=== Exercise input ===
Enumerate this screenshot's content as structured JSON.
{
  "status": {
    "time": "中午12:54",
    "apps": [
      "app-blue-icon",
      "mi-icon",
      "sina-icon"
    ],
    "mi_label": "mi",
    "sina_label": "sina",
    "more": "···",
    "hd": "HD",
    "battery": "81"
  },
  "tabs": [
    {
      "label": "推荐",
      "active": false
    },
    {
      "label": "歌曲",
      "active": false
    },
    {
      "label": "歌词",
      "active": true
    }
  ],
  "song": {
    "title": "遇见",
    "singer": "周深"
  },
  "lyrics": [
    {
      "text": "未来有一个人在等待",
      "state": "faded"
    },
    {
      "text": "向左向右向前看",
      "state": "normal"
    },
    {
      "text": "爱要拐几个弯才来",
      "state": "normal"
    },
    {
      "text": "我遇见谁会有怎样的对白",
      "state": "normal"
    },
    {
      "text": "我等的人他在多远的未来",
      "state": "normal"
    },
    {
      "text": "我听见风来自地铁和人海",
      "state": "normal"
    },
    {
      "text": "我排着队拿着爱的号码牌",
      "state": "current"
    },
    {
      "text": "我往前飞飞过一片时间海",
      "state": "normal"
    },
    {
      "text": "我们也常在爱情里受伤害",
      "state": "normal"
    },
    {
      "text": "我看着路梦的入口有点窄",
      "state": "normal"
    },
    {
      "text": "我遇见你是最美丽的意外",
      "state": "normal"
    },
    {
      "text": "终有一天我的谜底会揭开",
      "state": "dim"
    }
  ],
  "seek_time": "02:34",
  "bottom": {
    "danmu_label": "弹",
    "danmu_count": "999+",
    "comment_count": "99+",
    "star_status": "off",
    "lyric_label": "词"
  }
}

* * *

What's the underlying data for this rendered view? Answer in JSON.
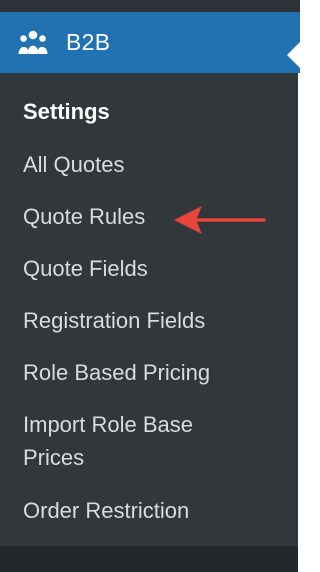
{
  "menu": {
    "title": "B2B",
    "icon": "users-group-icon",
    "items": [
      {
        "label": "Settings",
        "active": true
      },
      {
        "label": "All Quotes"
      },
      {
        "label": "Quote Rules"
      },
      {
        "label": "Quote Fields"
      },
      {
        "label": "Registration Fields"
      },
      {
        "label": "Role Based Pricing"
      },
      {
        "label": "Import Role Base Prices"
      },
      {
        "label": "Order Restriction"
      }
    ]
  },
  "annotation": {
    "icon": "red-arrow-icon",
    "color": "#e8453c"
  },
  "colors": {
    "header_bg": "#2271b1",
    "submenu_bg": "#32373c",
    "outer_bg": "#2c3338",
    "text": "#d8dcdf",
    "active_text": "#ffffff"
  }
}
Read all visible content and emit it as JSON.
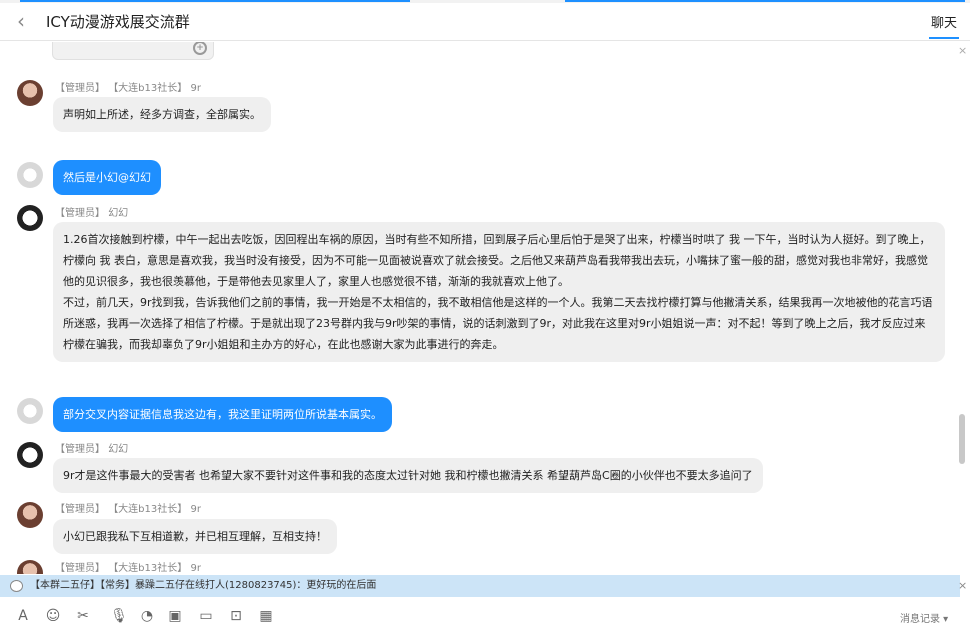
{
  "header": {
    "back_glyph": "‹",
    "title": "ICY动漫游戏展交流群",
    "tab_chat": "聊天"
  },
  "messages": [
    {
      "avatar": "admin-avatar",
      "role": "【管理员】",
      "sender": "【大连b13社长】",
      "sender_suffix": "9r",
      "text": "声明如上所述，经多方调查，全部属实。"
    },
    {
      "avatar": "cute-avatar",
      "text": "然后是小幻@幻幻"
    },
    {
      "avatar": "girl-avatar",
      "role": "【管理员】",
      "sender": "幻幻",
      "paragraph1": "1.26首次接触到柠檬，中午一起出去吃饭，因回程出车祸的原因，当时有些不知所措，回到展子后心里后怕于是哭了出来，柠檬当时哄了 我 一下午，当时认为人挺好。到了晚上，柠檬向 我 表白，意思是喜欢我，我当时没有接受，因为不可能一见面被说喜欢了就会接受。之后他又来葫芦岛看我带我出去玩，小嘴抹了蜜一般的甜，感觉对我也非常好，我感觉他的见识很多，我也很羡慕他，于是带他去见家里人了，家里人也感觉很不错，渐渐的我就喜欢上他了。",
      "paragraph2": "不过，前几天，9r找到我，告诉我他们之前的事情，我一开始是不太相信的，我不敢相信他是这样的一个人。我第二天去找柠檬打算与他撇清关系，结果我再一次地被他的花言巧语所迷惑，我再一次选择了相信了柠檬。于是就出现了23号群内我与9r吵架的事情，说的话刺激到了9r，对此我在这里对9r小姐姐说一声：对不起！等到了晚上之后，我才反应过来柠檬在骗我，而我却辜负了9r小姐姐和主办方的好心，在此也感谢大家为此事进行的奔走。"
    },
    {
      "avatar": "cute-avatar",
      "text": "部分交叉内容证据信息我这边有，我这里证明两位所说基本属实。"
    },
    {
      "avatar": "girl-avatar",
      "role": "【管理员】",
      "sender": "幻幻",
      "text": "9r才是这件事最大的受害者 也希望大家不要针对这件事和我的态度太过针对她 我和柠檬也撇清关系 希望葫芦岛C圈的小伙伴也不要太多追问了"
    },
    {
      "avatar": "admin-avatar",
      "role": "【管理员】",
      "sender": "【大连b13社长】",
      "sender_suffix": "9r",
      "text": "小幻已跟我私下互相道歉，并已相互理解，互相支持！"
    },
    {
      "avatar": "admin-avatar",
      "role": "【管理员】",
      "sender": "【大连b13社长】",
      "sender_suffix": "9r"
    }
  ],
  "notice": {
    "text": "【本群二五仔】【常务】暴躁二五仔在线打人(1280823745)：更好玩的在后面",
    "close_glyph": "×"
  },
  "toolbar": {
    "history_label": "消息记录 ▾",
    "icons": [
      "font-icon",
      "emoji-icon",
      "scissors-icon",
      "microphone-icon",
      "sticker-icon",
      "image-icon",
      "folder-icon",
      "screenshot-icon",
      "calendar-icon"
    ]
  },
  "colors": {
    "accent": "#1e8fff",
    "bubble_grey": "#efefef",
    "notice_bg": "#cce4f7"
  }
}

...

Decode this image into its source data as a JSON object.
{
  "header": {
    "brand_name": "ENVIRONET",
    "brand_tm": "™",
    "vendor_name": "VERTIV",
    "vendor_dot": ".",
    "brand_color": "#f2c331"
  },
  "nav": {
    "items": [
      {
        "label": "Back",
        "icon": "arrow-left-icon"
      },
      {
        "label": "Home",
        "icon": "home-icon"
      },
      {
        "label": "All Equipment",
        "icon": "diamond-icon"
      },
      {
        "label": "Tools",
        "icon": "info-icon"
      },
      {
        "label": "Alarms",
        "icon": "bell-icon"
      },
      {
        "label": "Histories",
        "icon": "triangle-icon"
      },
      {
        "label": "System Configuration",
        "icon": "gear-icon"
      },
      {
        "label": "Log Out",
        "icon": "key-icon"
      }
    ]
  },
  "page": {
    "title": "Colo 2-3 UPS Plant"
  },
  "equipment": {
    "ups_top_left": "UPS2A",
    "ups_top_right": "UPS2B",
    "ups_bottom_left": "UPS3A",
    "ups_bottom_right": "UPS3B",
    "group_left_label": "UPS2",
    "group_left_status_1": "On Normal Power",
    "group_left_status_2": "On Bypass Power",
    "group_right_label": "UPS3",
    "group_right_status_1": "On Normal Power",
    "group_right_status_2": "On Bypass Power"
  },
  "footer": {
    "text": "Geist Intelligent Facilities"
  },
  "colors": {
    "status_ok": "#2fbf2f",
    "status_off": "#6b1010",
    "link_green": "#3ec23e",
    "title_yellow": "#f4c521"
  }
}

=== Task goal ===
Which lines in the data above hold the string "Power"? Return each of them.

=== Answer ===
    "group_left_status_1": "On Normal Power",
    "group_left_status_2": "On Bypass Power",
    "group_right_status_1": "On Normal Power",
    "group_right_status_2": "On Bypass Power"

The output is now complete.